“And you, Bethlehem, in the land of Judah, are by no means least among the leaders of Judah: because out of you will come a leader who will shepherd My people Israel.” (Mc 5:2)
It is interesting to note that the wise men ask
“Where is He who has been born King of the Jews?” (Mt 2:2)
but when Herod subsequently speaks to the scribes to find an answer to the wise men’s query, he asks them
“where the Christ was to be born”
i.e. the Messiah. So, Herod understood the wise men’s query as referring to the prophecies of the Jewish Messiah King, hence his subsequent anxiety, fear and violent slaughter of so many innocent first born.
But how aware were the wise men themselves of this messianic prophecy? Not so aware as to know that he should be born in Bethlehem, apparently.
All of this makes me think that the star in the heavens that they followed, according to the story, was an outward manifestation of an inner revelation: a dream, a voice, etc… We don’t hear of them seeing receiving information in a dream until after visiting the new born King (Mt 2:12), but that suggests the possibility of inner vision being granted to them prior to setting off on their journey also, and with that illumination the request to look out for a particular celestial event to guide them. Maybe this then led them to research in Jewish literature information about how such a “star” in the sky might relate to their inner illumination.
Whatever it was that led these wise men to set off on this unexpected trek, we can say that:
- they were obviously courageous, as well as being learned and were also men of faith with an openness to the divine, to the transcendent. Their trust in whatever message was communicated to them led them to set foot on a perilous journey without knowing where it would lead them.
- they needed others (Herod’s scribes) to help them get a fuller picture of what or who they were being called to follow and these wise, learned men had the humility to ask for such assistance.
And so, what can we learn from looking at these two sets of characters as regards our own discernment journeys?
1) God calls according to the potential he sees in each of us, who we can become, rather than who we are at present.
2) He values an open, generous heart, a willingness to trust and to set off without knowing where he is going to lead us. Therefore, don’t expect to have a full picture of what responding to a call might look like at any given time.

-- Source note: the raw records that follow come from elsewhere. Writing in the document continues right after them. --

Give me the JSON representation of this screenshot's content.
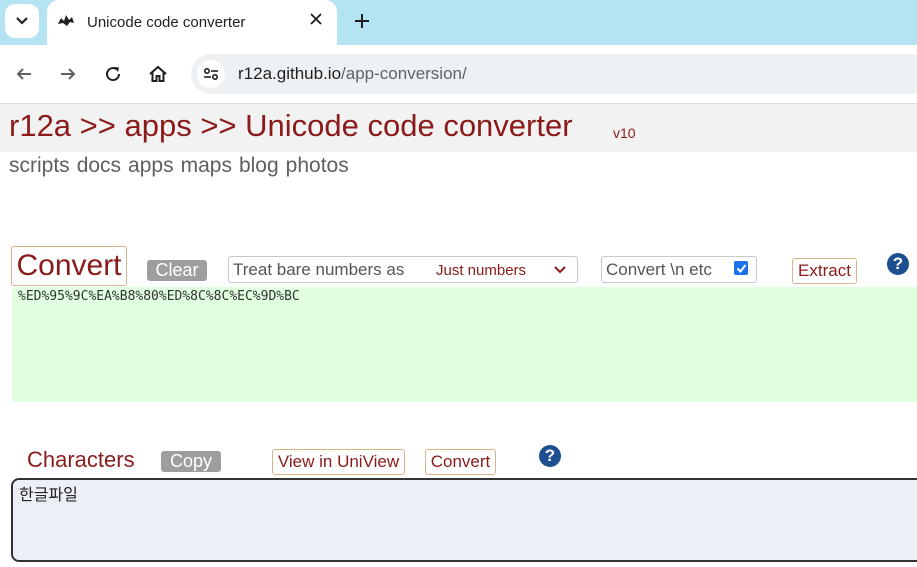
{
  "browser": {
    "tab_title": "Unicode code converter",
    "url_host": "r12a.github.io",
    "url_path": "/app-conversion/",
    "icons": [
      "chevron-down-icon",
      "favicon-icon",
      "close-icon",
      "plus-icon",
      "back-icon",
      "forward-icon",
      "reload-icon",
      "home-icon",
      "site-info-icon"
    ]
  },
  "header": {
    "title": "r12a >> apps >> Unicode code converter",
    "version": "v10"
  },
  "site_nav": [
    "scripts",
    "docs",
    "apps",
    "maps",
    "blog",
    "photos"
  ],
  "controls": {
    "convert_label": "Convert",
    "clear_label": "Clear",
    "treat_label": "Treat bare numbers as",
    "treat_value": "Just numbers",
    "escape_label": "Convert \\n etc",
    "escape_checked": true,
    "extract_label": "Extract",
    "help_label": "?"
  },
  "codes_value": "%ED%95%9C%EA%B8%80%ED%8C%8C%EC%9D%BC",
  "characters": {
    "label": "Characters",
    "copy_label": "Copy",
    "uniview_label": "View in UniView",
    "convert_label": "Convert",
    "help_label": "?",
    "value": "한글파일"
  },
  "colors": {
    "tabstrip": "#b4e3f1",
    "accent": "#8b1a1a",
    "codes_bg": "#dfffdf",
    "chars_bg": "#eceff5"
  }
}
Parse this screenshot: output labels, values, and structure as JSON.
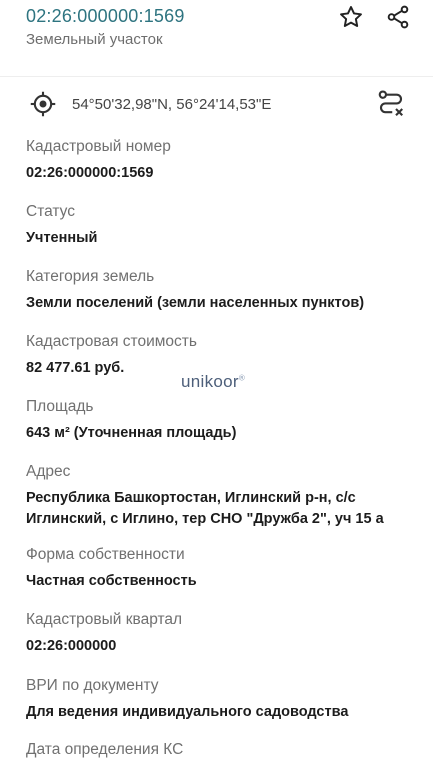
{
  "header": {
    "title": "02:26:000000:1569",
    "subtitle": "Земельный участок"
  },
  "coordinates": "54°50'32,98\"N, 56°24'14,53\"E",
  "fields": [
    {
      "label": "Кадастровый номер",
      "value": "02:26:000000:1569"
    },
    {
      "label": "Статус",
      "value": "Учтенный"
    },
    {
      "label": "Категория земель",
      "value": "Земли поселений (земли населенных пунктов)"
    },
    {
      "label": "Кадастровая стоимость",
      "value": "82 477.61 руб."
    },
    {
      "label": "Площадь",
      "value": "643 м² (Уточненная площадь)"
    },
    {
      "label": "Адрес",
      "value_lines": [
        "Республика Башкортостан, Иглинский р-н, с/с",
        "Иглинский, с Иглино, тер СНО \"Дружба 2\", уч 15 а"
      ]
    },
    {
      "label": "Форма собственности",
      "value": "Частная собственность"
    },
    {
      "label": "Кадастровый квартал",
      "value": "02:26:000000"
    },
    {
      "label": "ВРИ по документу",
      "value": "Для ведения индивидуального садоводства"
    },
    {
      "label": "Дата определения КС"
    }
  ],
  "watermark": {
    "text": "unikoor",
    "mark": "®"
  },
  "icons": {
    "star": "star-outline-icon",
    "share": "share-icon",
    "locate": "crosshair-locate-icon",
    "route": "route-icon"
  },
  "colors": {
    "title": "#2e7480",
    "label": "#707070",
    "value": "#1c1c1c"
  }
}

3) Following his call requires an act of will to align ours with God’s, to put one foot in front of the other, even though, like St. Peter at the end of John’s Gospel, we may end up being led where we would otherwise not have wanted to go.
4) The picture will always be incomplete, but that’s ok. It means that the journey isn’t finished and that there will always be potential for growth, even for those for whom years, or even decades, may have passed since their first response to a call.
5) As the picture is always incomplete, be open to the wisdom of others who may be able to provide the next piece of your jigsaw. A call is never given to a person in isolation.
6) A sign that a call is genuine is the level of inner joy and fulfilment responding to it gives you (though that feeling may wax and wane over time). It’s said of the shepherds that they
“went back glorifying and praising God.” (Lk 2:20)
As regards the wise men,
“they returned to their country by a different way.” (Mt 2:12)
symbolising that they too had been changed by their experience.
Finally, I’ll point out a link for you to think about between the two sets of characters that we’ve looked at tonight. It’s contained in the prophecy from Micah quoted in Mt 2:6 (the wise men story):
“from you will come a leader who will shepherd my people Israel.”